Indeed, they are, and in ways that can be quantified and enumerated and used to bolster support.
This was Ken Haycock's very essential point in his 2 blog posts on July 25th regarding the brouhaha. Advocacy that appears self-serving will do more harm than good. Instead, craft advocacy messages that
- show an ability to connect with patrons;
- are based on data that documents unique value;
- result from relationships with decision makers;
- reflect an understanding of priorities;
- offers solutions, not problems.
It is this kind of service that turns a dining experience - regardless of the food - from merely good to sublime.
Back here in Toronto Councillors themselves have already foregone a salary increase and cut office budgets. While many will call this purely symbolic, the fact is real dollars are involved, dollars that hopefully will be used in some front line service activity.
I'm not sure any library of any kind can ever achieve that seamless perfect service. Inevitably the choice of one resource denies the possibility of another. I have purchased many books simply because my Library doesn't have them, or has only a single non-lending copy. I have read yet many more books I did not even know existed because of all the materials my Library did acquire, and it was just there on the shelf waiting for me.
And I think this is where we find the beauty, power and value of Public Libraries - with so much to learn in such a big world, the Public Library brings it down to scale.

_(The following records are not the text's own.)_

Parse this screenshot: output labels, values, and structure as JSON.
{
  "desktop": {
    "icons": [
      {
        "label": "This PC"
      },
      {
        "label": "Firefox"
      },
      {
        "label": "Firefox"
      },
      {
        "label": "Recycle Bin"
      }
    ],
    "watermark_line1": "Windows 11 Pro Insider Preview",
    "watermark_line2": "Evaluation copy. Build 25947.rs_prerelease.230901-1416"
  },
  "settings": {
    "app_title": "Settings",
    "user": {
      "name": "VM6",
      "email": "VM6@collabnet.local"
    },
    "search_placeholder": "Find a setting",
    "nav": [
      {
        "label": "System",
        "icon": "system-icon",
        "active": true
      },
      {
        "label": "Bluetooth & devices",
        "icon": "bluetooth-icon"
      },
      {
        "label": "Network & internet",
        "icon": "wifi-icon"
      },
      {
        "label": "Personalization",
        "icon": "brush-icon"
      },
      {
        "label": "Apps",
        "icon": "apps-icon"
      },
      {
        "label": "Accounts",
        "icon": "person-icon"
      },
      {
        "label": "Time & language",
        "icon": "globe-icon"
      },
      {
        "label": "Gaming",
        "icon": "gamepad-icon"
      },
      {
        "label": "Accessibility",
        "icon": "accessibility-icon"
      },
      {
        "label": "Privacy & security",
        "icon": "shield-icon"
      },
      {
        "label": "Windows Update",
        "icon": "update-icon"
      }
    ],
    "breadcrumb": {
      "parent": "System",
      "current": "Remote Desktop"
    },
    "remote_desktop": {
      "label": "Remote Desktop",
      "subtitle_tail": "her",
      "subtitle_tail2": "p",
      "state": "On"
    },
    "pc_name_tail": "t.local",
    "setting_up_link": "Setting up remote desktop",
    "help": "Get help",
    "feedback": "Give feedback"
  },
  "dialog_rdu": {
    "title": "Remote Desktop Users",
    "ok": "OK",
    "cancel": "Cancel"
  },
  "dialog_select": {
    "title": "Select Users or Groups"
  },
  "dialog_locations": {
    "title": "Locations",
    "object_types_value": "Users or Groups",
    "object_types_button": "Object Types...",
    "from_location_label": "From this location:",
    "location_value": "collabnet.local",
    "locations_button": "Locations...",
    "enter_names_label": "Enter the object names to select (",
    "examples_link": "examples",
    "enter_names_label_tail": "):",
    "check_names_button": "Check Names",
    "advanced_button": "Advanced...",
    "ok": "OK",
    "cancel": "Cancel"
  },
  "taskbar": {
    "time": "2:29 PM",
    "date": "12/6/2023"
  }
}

Even down to a single shelf:
|what do you want to learn? you'll find it @ your library!|